Task requirements: Search the records for the string "value" and copy every line in which it appears.

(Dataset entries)
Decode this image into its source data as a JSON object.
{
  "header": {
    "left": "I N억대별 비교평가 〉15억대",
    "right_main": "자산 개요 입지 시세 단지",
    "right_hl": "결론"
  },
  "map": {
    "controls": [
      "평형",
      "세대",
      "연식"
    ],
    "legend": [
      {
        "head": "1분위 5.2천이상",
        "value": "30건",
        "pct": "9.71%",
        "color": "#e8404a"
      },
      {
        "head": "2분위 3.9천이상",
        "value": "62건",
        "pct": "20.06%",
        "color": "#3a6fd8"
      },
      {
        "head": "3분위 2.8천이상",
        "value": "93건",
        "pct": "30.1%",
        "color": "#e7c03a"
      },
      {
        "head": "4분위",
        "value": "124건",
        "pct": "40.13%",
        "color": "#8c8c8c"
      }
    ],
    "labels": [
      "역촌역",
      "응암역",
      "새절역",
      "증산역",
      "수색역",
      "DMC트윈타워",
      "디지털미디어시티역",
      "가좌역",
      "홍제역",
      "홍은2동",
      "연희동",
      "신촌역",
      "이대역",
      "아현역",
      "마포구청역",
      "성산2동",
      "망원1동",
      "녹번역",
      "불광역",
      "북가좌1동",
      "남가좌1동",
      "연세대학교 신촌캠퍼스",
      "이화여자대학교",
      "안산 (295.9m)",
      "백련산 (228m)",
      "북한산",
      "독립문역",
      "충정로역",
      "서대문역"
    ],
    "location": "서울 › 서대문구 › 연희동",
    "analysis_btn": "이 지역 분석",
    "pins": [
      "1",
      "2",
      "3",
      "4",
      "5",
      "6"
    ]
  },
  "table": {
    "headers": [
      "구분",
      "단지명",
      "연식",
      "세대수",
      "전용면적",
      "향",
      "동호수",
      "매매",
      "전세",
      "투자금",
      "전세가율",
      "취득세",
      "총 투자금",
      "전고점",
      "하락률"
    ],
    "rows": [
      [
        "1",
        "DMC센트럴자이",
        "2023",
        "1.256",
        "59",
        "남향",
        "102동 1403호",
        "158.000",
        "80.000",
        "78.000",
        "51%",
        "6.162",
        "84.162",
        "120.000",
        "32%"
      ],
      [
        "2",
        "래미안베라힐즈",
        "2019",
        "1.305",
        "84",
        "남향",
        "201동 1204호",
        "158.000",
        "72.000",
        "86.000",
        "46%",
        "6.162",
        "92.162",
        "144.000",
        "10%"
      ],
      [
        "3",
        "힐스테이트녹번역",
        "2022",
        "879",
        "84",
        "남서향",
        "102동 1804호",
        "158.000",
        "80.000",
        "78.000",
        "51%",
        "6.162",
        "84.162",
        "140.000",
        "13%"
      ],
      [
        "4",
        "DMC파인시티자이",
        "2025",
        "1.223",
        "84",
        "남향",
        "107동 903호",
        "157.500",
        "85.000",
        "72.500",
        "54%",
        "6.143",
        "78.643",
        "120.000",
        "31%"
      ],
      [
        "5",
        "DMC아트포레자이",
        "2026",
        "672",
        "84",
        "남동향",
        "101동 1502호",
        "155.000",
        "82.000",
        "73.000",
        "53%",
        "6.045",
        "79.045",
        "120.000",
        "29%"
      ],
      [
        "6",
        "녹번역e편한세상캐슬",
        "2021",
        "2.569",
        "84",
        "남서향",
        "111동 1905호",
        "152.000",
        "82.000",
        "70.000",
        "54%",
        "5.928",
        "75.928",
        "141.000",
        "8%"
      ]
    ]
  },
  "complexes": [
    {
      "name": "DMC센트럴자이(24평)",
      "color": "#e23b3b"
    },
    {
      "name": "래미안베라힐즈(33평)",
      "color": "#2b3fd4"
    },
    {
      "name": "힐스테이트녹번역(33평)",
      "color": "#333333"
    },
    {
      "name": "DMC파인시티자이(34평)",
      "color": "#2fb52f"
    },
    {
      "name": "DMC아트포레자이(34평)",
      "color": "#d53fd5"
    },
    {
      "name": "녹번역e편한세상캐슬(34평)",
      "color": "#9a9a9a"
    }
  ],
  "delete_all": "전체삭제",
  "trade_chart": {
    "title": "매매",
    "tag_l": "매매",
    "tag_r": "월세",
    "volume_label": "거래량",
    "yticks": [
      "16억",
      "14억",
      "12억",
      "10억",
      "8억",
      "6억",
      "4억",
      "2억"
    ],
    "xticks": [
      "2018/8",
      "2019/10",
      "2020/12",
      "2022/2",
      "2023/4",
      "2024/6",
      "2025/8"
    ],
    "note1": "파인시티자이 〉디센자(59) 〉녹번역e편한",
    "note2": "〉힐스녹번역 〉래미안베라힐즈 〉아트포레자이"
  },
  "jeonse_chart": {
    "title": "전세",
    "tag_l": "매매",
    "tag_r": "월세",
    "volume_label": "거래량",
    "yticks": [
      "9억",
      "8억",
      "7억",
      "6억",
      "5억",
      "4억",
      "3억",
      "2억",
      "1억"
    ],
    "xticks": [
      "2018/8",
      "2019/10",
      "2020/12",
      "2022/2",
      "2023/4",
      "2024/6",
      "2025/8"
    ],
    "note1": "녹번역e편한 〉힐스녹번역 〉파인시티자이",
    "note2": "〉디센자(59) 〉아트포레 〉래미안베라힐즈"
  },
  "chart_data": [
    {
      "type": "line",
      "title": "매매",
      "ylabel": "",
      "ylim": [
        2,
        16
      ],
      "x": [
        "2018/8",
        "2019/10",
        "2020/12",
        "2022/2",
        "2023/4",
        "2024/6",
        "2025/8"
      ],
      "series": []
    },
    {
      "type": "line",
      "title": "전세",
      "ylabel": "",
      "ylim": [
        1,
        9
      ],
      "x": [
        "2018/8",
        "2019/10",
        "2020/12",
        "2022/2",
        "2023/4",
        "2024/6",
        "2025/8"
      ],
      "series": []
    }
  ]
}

Answer to this problem:
        "value": "30건",
        "value": "62건",
        "value": "93건",
        "value": "124건",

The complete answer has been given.